▸ WORK TO BE COMPLETED
Using the listing beneath this task, count the lines with the word "name" and write only the result.

▸ DATA SUPPLIED
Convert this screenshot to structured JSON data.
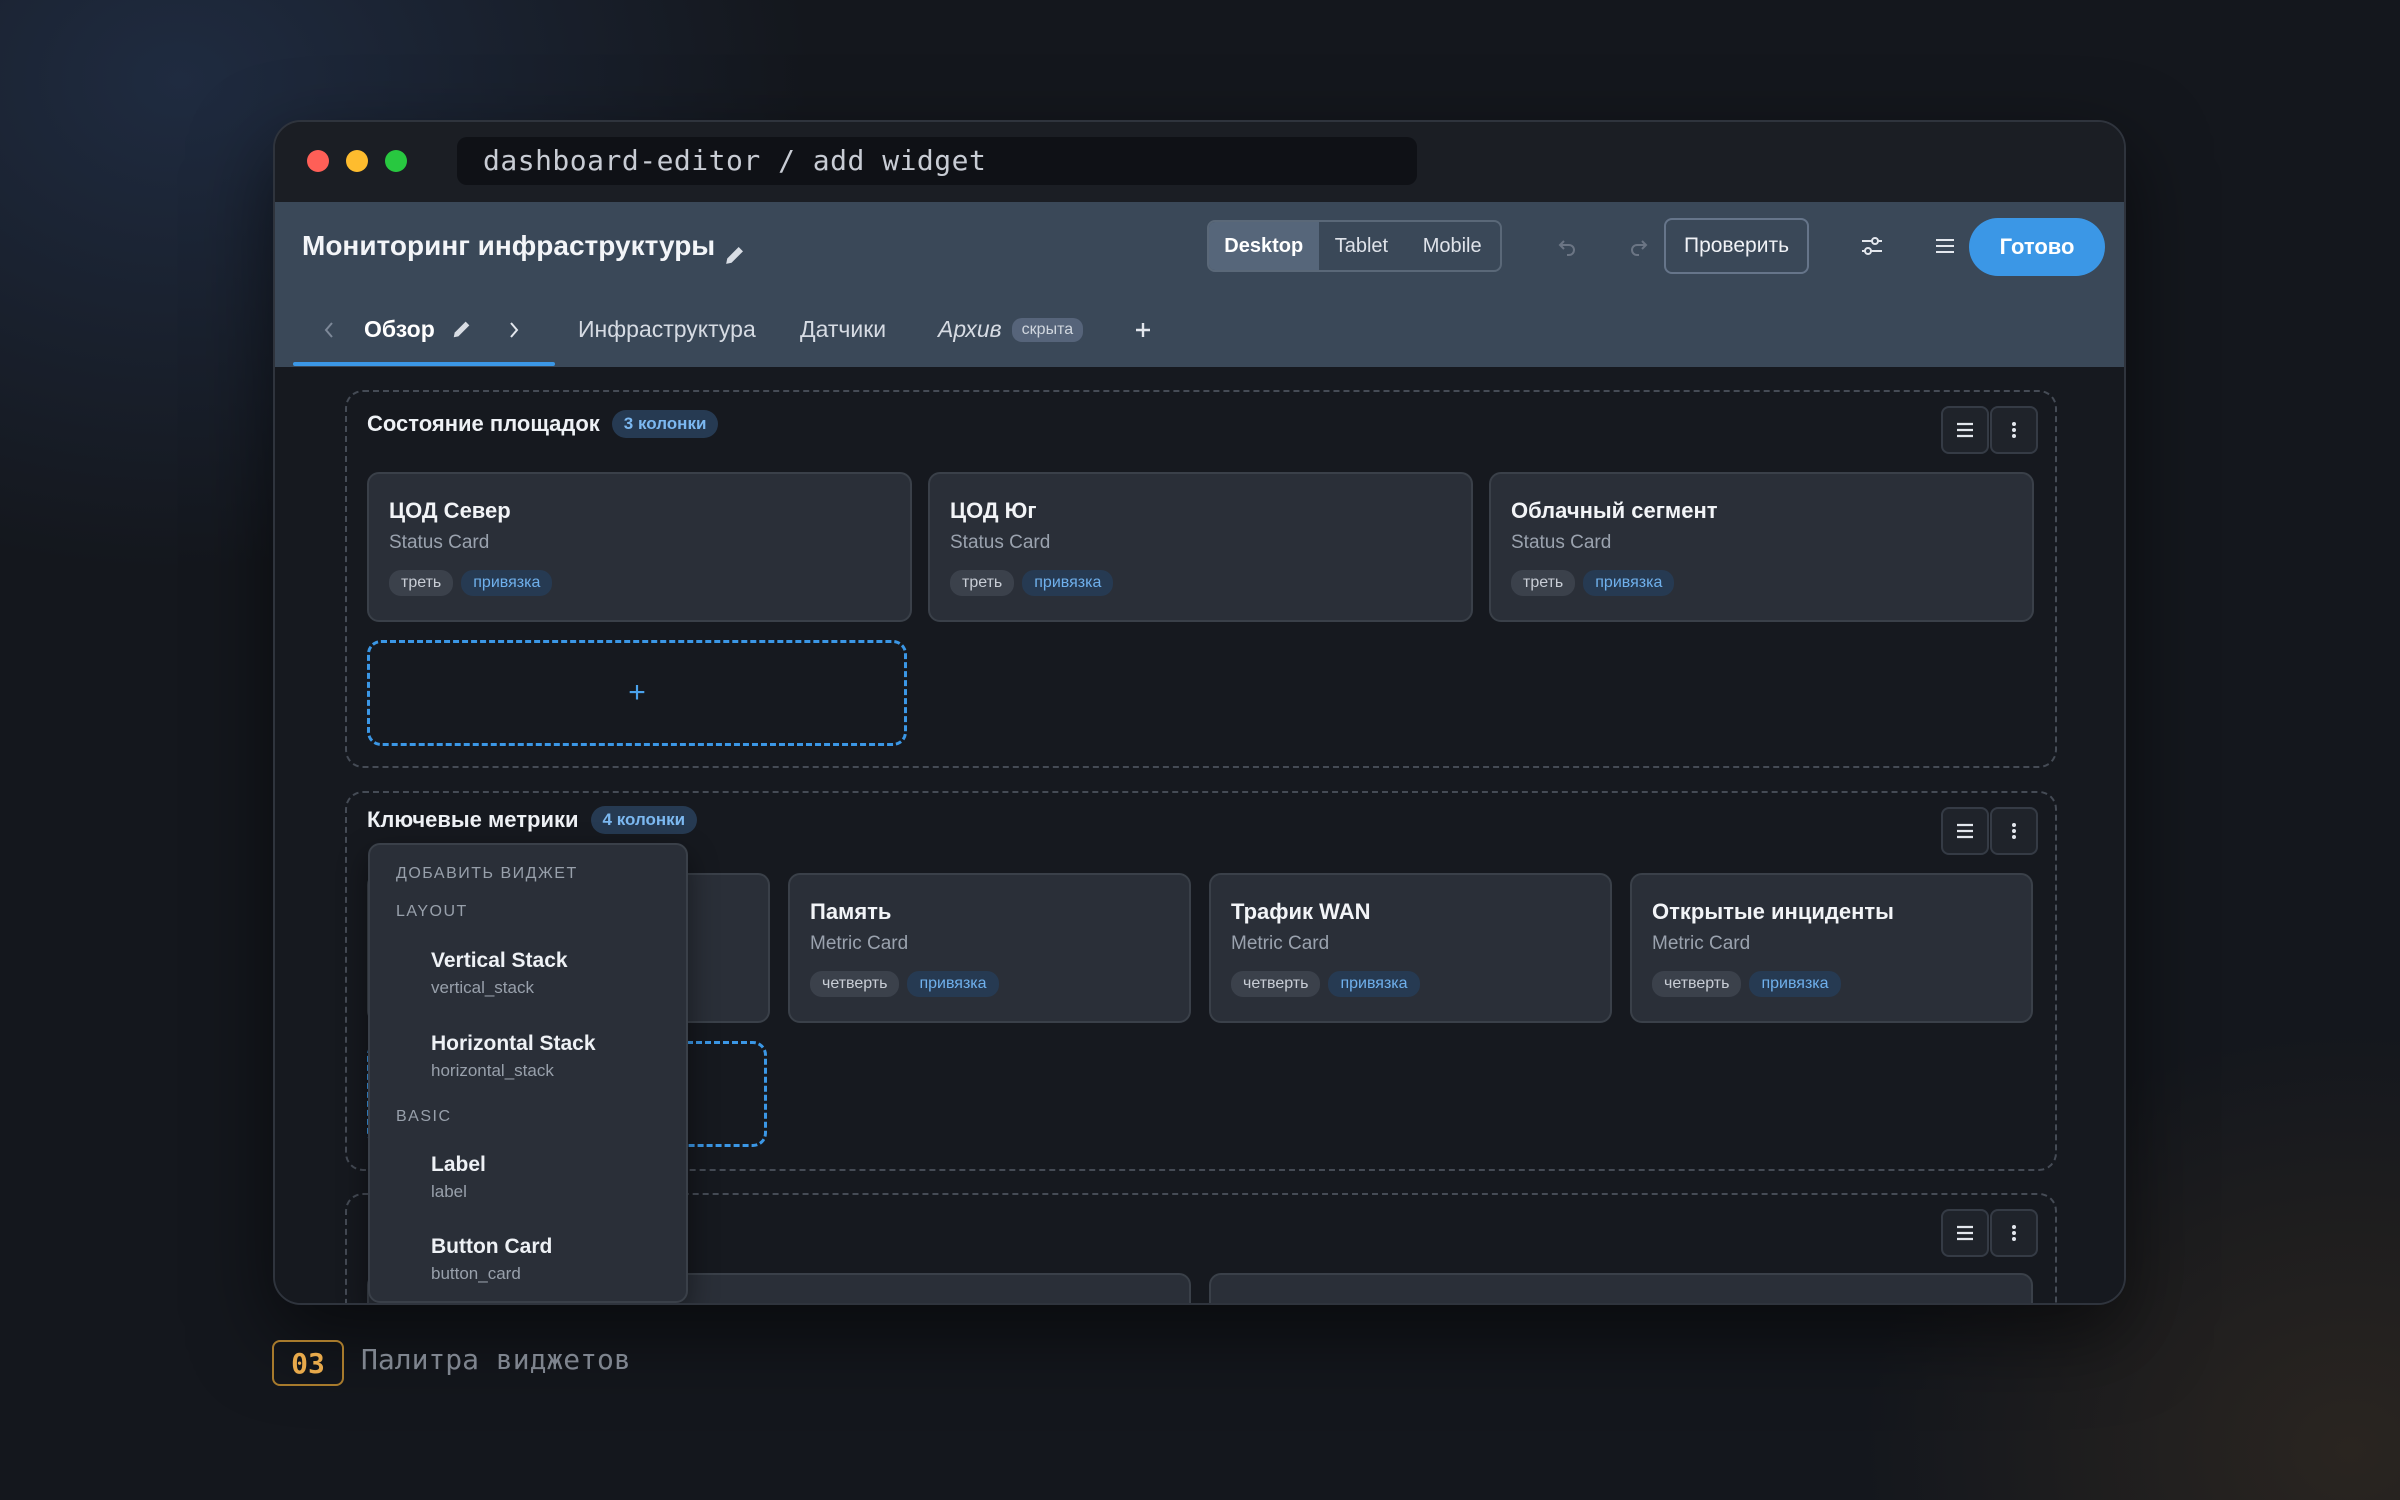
{
  "window": {
    "address": "dashboard-editor / add widget"
  },
  "header": {
    "title": "Мониторинг инфраструктуры",
    "devices": [
      "Desktop",
      "Tablet",
      "Mobile"
    ],
    "check_label": "Проверить",
    "done_label": "Готово"
  },
  "tabs": {
    "active": "Обзор",
    "items": [
      "Инфраструктура",
      "Датчики",
      "Архив"
    ],
    "hidden_badge": "скрыта"
  },
  "sections": [
    {
      "title": "Состояние площадок",
      "badge": "3 колонки",
      "cards": [
        {
          "title": "ЦОД Север",
          "type": "Status Card",
          "size": "треть",
          "binding": "привязка"
        },
        {
          "title": "ЦОД Юг",
          "type": "Status Card",
          "size": "треть",
          "binding": "привязка"
        },
        {
          "title": "Облачный сегмент",
          "type": "Status Card",
          "size": "треть",
          "binding": "привязка"
        }
      ],
      "add": "+"
    },
    {
      "title": "Ключевые метрики",
      "badge": "4 колонки",
      "cards": [
        {
          "title": "Память",
          "type": "Metric Card",
          "size": "четверть",
          "binding": "привязка"
        },
        {
          "title": "Трафик WAN",
          "type": "Metric Card",
          "size": "четверть",
          "binding": "привязка"
        },
        {
          "title": "Открытые инциденты",
          "type": "Metric Card",
          "size": "четверть",
          "binding": "привязка"
        }
      ]
    }
  ],
  "palette": {
    "title": "ДОБАВИТЬ ВИДЖЕТ",
    "groups": [
      {
        "name": "LAYOUT",
        "items": [
          {
            "name": "Vertical Stack",
            "key": "vertical_stack"
          },
          {
            "name": "Horizontal Stack",
            "key": "horizontal_stack"
          }
        ]
      },
      {
        "name": "BASIC",
        "items": [
          {
            "name": "Label",
            "key": "label"
          },
          {
            "name": "Button Card",
            "key": "button_card"
          }
        ]
      }
    ]
  },
  "footer": {
    "number": "03",
    "caption": "Палитра виджетов"
  },
  "colors": {
    "accent": "#3b97e6",
    "header": "#3a4858",
    "background": "#16191f"
  }
}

▸ SOLUTION TO THIS PROBLEM
6